§ **The task**: Restate the entries below in full, exactly as they read, but without pictures.

§ **Listed records**:
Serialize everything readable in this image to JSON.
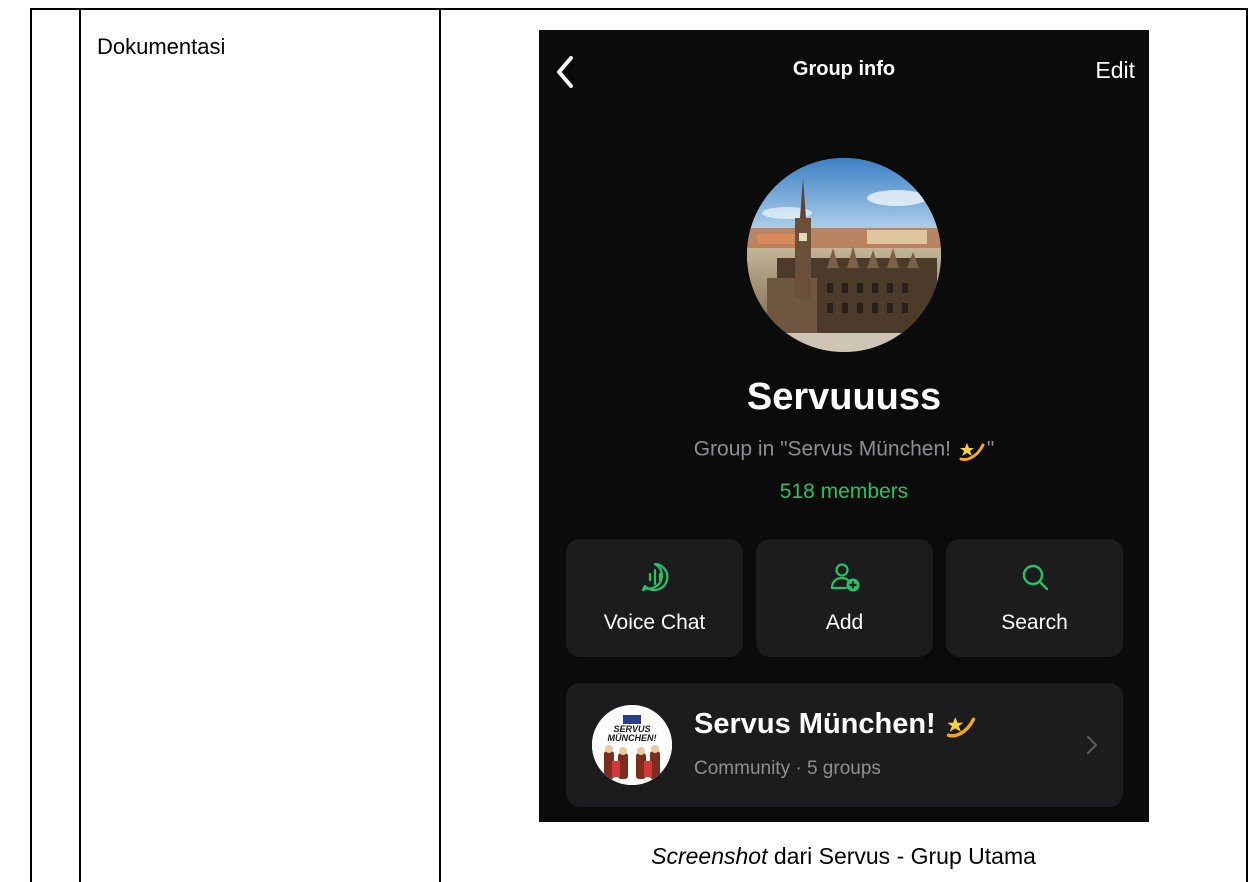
{
  "document": {
    "label_cell": "Dokumentasi",
    "caption_italic": "Screenshot",
    "caption_rest": " dari Servus - Grup Utama"
  },
  "phone": {
    "header": {
      "title": "Group info",
      "edit": "Edit",
      "back_icon": "chevron-left-icon"
    },
    "group": {
      "name": "Servuuuss",
      "subtitle": "Group in \"Servus München! ",
      "subtitle_end": "\"",
      "members": "518 members",
      "avatar": "munich-city-hall-photo"
    },
    "actions": [
      {
        "label": "Voice Chat",
        "icon": "voice-chat-icon"
      },
      {
        "label": "Add",
        "icon": "add-person-icon"
      },
      {
        "label": "Search",
        "icon": "search-icon"
      }
    ],
    "community": {
      "title": "Servus München! ",
      "subtitle": "Community · 5 groups",
      "logo_text_1": "SERVUS",
      "logo_text_2": "MÜNCHEN!"
    },
    "colors": {
      "background": "#0b0b0b",
      "card": "#1c1c1e",
      "accent_green": "#25c266",
      "secondary_text": "#8e8e93"
    }
  }
}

§ **Solution to this exercise**:
Serialize everything readable in this image to JSON.
{
  "document": {
    "label_cell": "Dokumentasi",
    "caption_italic": "Screenshot",
    "caption_rest": " dari Servus - Grup Utama"
  },
  "phone": {
    "header": {
      "title": "Group info",
      "edit": "Edit",
      "back_icon": "chevron-left-icon"
    },
    "group": {
      "name": "Servuuuss",
      "subtitle": "Group in \"Servus München! ",
      "subtitle_end": "\"",
      "members": "518 members",
      "avatar": "munich-city-hall-photo"
    },
    "actions": [
      {
        "label": "Voice Chat",
        "icon": "voice-chat-icon"
      },
      {
        "label": "Add",
        "icon": "add-person-icon"
      },
      {
        "label": "Search",
        "icon": "search-icon"
      }
    ],
    "community": {
      "title": "Servus München! ",
      "subtitle": "Community · 5 groups",
      "logo_text_1": "SERVUS",
      "logo_text_2": "MÜNCHEN!"
    },
    "colors": {
      "background": "#0b0b0b",
      "card": "#1c1c1e",
      "accent_green": "#25c266",
      "secondary_text": "#8e8e93"
    }
  }
}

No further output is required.